Like the Macintosh 128K before it, the 512K contained a Motorola 68000 connected to a 512 KB DRAM by a 16-bit data bus. Though the memory had been quadrupled, it could not be upgraded. The large increase earned it the nickname Fat Mac. A 64 KB ROM chip boosts the effective memory to 576 KB, but this is offset by the display's 22 KB framebuffer, which is shared with the DMA video controller. This shared arrangement reduces CPU performance by up to 35%. It shared a revised logic board with the rebadged Macintosh 128K (previously just called the Macintosh), which streamlined manufacturing. The resolution of the display was the same, at 512 × 342.
Apple sold a memory upgrade for the Macintosh 128K for $995 initially, and reduced the price when 256 kb DRAM prices fell months later.
The applications MacPaint and MacWrite were still bundled with the Mac. Soon after this model was released, several other applications became available, including MacDraw, MacProject, Macintosh Pascal and others. In particular, Microsoft Excel, which was written specifically for the Macintosh, required a minimum of 512 KB of RAM, but solidified the Macintosh as a serious business computer. Models with the enhanced ROM also supported Apple's Switcher, allowing cooperative multitasking among (necessarily few) applications.

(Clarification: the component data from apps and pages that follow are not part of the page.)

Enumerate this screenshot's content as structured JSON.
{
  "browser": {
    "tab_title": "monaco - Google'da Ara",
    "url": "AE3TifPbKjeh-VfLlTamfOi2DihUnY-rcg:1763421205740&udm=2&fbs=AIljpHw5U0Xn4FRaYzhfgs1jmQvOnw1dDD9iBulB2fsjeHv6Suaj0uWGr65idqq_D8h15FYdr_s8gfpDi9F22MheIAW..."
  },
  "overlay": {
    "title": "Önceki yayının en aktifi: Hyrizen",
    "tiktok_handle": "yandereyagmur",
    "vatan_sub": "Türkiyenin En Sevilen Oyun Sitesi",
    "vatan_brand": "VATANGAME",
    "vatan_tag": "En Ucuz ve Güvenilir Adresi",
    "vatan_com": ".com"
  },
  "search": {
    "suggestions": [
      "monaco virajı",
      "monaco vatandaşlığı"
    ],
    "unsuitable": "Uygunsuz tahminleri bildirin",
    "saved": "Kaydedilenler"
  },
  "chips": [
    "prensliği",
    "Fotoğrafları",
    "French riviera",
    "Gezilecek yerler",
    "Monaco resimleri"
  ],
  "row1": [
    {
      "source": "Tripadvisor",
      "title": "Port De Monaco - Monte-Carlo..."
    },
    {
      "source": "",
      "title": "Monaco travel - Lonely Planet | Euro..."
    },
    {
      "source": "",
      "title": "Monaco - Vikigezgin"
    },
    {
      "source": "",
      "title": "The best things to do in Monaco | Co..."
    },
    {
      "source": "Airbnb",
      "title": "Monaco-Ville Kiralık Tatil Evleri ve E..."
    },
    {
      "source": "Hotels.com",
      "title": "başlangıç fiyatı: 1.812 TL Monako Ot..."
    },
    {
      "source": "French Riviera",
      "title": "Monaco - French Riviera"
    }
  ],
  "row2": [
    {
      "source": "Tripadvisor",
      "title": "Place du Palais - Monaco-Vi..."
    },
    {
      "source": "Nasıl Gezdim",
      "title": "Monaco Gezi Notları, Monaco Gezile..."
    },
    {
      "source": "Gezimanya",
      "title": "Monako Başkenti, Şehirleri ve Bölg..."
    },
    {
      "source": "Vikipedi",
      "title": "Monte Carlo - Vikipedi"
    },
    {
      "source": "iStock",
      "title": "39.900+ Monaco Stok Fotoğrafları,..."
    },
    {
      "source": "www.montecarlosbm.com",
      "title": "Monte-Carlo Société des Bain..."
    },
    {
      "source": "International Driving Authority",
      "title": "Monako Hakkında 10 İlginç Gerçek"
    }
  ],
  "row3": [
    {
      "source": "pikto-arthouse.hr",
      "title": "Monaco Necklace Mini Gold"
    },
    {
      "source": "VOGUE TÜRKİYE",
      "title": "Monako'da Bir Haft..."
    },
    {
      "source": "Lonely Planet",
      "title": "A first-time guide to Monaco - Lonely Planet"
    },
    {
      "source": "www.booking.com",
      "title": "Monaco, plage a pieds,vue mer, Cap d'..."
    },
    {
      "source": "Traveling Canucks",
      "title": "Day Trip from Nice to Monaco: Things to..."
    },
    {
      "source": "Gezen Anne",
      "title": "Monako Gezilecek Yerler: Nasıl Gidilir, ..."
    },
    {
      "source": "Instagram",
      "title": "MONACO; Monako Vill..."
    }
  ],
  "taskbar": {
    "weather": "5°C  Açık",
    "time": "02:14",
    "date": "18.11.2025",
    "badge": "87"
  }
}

The LaserWriter printer became available shortly after the 512K's introduction, as well as the number pad, mic, tablet, keyboard, mouse, basic mouse, and much more. It utilized Apple's built-in networking scheme LocalTalk which allows sharing of devices among several users. The 512K was the oldest Macintosh capable of supporting Apple's AppleShare built-in file sharing network, when introduced in 1987. The expanded memory in the 512K allowed it to better handle large word-processing documents and make better use of the graphical user interface and generally increased speed over the 128K model.
Color Systems Technology used an army of 512K units connected to a custom Intel 80186-based machine to colorize numerous black-and-white films in the mid-1980s.
The original 512K could accept Macintosh system software up to version 4.1; System Software 5 was possible if used with the Hard Disk 20.
An updated version replaced the Macintosh 512K and debuted as the Macintosh 512K enhanced in April 1986. It differed from the original 512K in that it had an 800 KB floppy disk drive and the same improved ROM as the Macintosh Plus. With the exception of the new model number (M0001E), they were otherwise cosmetically identical. The stock 512K could also use an 800 KB floppy disk drive as well as the Hard Disk 20, the first hard disk manufactured by Apple exclusively for use with the 512K, but required a special system file (not required by the 512Ke) that loaded the improved ROM code into RAM, thus reducing the RAM available for other uses. Apple offered an upgrade kit which replaced the floppy disk drive and ROMs, essentially turning it into a 512Ke. One further OEM upgrade replaced the logic board and the rear case entirely with that of the Macintosh Plus.
As with the original Macintosh, the 512K was designed with no slots for upgrade boards and had no hard-disk controller, so the few internal upgrades that were available for the 512K, such as General Computer's US$2,795 Hyperdrive hard drive, had to plug directly into the 68000 processor socket. Other such upgrades included "snap-on" SCSI cards and RAM upgrades of 2 MB or more.
See also: Timeline of Macintosh models